In an excellent opinion piece for The Hill, Elizabeth Long, Ph.D. and Diana Fishbein, Ph.D., - members of the National Prevention Science Coalition to Improve Lives (NPSC) - present an argument for cannabis reform. Their proposals would change the government's approach on cannabis from a criminal-justice focus to efforts dedicated to public health. They argue that current laws have failed to protect communities and that "These adverse outcomes are rooted in policies enacted to tackle this public health problem that has little to do with public health."
They present statistics on how cannabis prohibition has been ineffective, costly, and unfair. They note that, "A public health approach focuses on the implementation and enforcement of regulations to manage health risks through policy changes, such as taxation, regulation of advertising, and age limits."

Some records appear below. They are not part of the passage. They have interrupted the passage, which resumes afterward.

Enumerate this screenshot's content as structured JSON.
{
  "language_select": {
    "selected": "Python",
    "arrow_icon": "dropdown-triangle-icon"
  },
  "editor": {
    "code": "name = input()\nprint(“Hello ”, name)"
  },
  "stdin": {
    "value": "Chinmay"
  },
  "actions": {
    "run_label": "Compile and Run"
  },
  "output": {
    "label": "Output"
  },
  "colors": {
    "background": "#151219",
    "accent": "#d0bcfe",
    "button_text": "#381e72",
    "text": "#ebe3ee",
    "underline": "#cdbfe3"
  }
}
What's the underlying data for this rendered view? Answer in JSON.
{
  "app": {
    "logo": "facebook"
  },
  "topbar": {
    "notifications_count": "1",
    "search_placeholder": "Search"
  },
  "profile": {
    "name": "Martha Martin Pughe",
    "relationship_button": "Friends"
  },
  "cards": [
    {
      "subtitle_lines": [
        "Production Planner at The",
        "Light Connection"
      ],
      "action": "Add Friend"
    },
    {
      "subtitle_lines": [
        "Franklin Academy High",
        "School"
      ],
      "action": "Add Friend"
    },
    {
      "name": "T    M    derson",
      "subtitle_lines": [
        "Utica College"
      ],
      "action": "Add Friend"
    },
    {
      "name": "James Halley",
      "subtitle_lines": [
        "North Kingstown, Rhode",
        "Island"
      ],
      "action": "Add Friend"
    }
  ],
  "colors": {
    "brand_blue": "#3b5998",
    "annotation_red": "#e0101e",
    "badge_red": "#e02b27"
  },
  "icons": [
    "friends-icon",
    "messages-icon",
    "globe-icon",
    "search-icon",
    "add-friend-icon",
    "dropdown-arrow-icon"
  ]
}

Their compelling arguments do not, however, address a major factor affecting public health: the mass production of counterfeit cannabis products for the black market which has led to illness and even death. Realistically, so long as the illicit sales represent a large portion of cannabis transactions, any other approaches to keeping cannabis safe will be greatly limited.
In addition to the proposals by Dr.'s Long and Fishbein the government needs to mandate the usage of anti-counterfeiting technology - like that made by solo sciences - which will prevent untested, unverified, and potentially dangerous products from being passed off as legitimate options. Only then will other regulations be truly effective.